▶ Problem statement:
With the pictures omitted, write out the entries that follow exactly as they stand.
[[ Information provided, beginning ]]
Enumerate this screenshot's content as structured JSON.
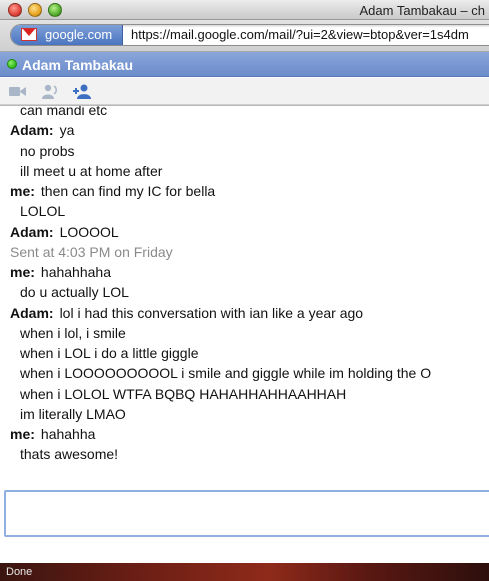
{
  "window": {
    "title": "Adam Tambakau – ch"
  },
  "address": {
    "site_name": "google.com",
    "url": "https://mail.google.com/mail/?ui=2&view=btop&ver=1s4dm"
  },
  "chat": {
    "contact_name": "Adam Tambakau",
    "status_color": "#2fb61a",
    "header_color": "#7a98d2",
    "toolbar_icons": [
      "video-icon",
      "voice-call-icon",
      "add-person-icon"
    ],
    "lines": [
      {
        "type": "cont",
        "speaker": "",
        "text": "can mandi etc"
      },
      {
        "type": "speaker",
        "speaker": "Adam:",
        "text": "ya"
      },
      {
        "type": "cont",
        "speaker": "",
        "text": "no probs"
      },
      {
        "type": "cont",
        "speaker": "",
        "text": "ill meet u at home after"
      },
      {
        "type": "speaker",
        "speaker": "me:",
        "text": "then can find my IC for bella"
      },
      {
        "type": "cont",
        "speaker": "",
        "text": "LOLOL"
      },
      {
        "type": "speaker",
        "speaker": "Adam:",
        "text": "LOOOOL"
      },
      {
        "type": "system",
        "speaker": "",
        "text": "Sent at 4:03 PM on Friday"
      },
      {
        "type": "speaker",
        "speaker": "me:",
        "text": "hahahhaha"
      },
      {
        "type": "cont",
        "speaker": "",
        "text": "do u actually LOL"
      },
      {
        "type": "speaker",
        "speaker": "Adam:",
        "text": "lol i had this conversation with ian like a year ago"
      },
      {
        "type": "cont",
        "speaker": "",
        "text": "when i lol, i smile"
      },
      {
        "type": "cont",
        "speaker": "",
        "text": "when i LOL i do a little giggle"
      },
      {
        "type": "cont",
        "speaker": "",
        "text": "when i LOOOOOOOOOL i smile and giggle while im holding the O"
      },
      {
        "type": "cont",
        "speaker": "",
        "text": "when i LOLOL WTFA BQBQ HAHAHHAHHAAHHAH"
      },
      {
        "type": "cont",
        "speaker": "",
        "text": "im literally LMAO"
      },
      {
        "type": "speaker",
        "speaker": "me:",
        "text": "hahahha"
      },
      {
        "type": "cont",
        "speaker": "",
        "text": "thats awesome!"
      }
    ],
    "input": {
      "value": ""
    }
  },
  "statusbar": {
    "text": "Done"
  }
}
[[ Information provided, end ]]
▶ Answer:
Enumerate this screenshot's content as structured JSON.
{
  "window": {
    "title": "Adam Tambakau – ch"
  },
  "address": {
    "site_name": "google.com",
    "url": "https://mail.google.com/mail/?ui=2&view=btop&ver=1s4dm"
  },
  "chat": {
    "contact_name": "Adam Tambakau",
    "status_color": "#2fb61a",
    "header_color": "#7a98d2",
    "toolbar_icons": [
      "video-icon",
      "voice-call-icon",
      "add-person-icon"
    ],
    "lines": [
      {
        "type": "cont",
        "speaker": "",
        "text": "can mandi etc"
      },
      {
        "type": "speaker",
        "speaker": "Adam:",
        "text": "ya"
      },
      {
        "type": "cont",
        "speaker": "",
        "text": "no probs"
      },
      {
        "type": "cont",
        "speaker": "",
        "text": "ill meet u at home after"
      },
      {
        "type": "speaker",
        "speaker": "me:",
        "text": "then can find my IC for bella"
      },
      {
        "type": "cont",
        "speaker": "",
        "text": "LOLOL"
      },
      {
        "type": "speaker",
        "speaker": "Adam:",
        "text": "LOOOOL"
      },
      {
        "type": "system",
        "speaker": "",
        "text": "Sent at 4:03 PM on Friday"
      },
      {
        "type": "speaker",
        "speaker": "me:",
        "text": "hahahhaha"
      },
      {
        "type": "cont",
        "speaker": "",
        "text": "do u actually LOL"
      },
      {
        "type": "speaker",
        "speaker": "Adam:",
        "text": "lol i had this conversation with ian like a year ago"
      },
      {
        "type": "cont",
        "speaker": "",
        "text": "when i lol, i smile"
      },
      {
        "type": "cont",
        "speaker": "",
        "text": "when i LOL i do a little giggle"
      },
      {
        "type": "cont",
        "speaker": "",
        "text": "when i LOOOOOOOOOL i smile and giggle while im holding the O"
      },
      {
        "type": "cont",
        "speaker": "",
        "text": "when i LOLOL WTFA BQBQ HAHAHHAHHAAHHAH"
      },
      {
        "type": "cont",
        "speaker": "",
        "text": "im literally LMAO"
      },
      {
        "type": "speaker",
        "speaker": "me:",
        "text": "hahahha"
      },
      {
        "type": "cont",
        "speaker": "",
        "text": "thats awesome!"
      }
    ],
    "input": {
      "value": ""
    }
  },
  "statusbar": {
    "text": "Done"
  }
}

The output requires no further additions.